Amazingly, the Wye was at the lowest I’ve ever seen it and after nearly a year of fishing the river, finding it running fairly clear and with a lovely greenish tinge instead of up and coloured, was a nice change. The day was overcast and mild and I was confident of a fish or two.
I initially set up a small maggot feeder and cast it to the crease, just upstream of a large, semi-submerged bush that had created a nice slack on the inside.
Straight away, hordes of bleak hammered the maggot hook bait and it was impossible to keep a bait in the water without a little silvery bleak hooking itself.
By the fourth or fifth cast I realised I’d have to either attempt to feed the bleak off and try and draw the better fish into the swim through constant feeding or possibly revert to a larger hook bait. I lobbed the feeder out again and as it landed a big swirl by the bush was preceded little bleak leaping clear of the water in all directions – alerting me to the fact that something bigger was already in the vicinity!
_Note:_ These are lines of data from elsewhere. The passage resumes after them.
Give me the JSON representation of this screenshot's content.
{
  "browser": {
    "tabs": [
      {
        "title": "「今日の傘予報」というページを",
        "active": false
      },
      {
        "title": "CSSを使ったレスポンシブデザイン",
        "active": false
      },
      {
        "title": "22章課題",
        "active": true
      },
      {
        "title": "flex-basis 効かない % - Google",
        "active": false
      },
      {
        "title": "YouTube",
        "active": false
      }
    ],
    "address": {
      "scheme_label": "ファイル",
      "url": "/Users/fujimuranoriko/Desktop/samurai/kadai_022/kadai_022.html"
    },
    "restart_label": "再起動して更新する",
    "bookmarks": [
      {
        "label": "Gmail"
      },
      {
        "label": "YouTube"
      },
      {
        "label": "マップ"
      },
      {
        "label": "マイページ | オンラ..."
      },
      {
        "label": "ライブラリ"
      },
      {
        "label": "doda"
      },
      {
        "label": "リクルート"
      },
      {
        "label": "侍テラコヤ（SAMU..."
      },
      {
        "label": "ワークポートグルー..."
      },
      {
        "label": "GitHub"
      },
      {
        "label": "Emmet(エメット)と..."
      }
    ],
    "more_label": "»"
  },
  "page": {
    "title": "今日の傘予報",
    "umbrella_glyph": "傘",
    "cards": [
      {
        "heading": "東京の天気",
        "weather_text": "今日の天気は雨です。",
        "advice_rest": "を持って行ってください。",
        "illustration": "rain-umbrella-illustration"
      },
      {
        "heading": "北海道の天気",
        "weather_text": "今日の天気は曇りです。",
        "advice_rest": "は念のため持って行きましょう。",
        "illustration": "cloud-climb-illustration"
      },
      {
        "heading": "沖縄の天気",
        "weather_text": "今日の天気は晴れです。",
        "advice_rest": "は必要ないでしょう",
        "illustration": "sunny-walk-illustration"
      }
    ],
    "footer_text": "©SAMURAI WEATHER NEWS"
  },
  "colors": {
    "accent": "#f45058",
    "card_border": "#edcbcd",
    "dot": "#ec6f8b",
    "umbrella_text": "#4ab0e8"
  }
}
I didn’t need a second invitation and soon had the pike rod set-up with a simple float paternoster rig with a heavy wire trace and a strong, single size 4 carp hook, baited with a sprat.
By the end of the morning I’d landed three pike of 5lbs, 7.5lbs and a cracker of 14lbs 10ozs as well as losing another to a hook pull. All of the pike gave a really good account of themselves in the flow and it was an exciting few hours fishing. In my last blog I thought about the most exciting moment in angling and if the initial dip of a pike float is perhaps the most exciting moment, then getting that first glimpse of a good pike in clear water has to be up there in the excitement stakes!
I decided to take a wander after the morning’s pike action and try and search out a chub. I never had a sniff, but the day was already a good ‘un.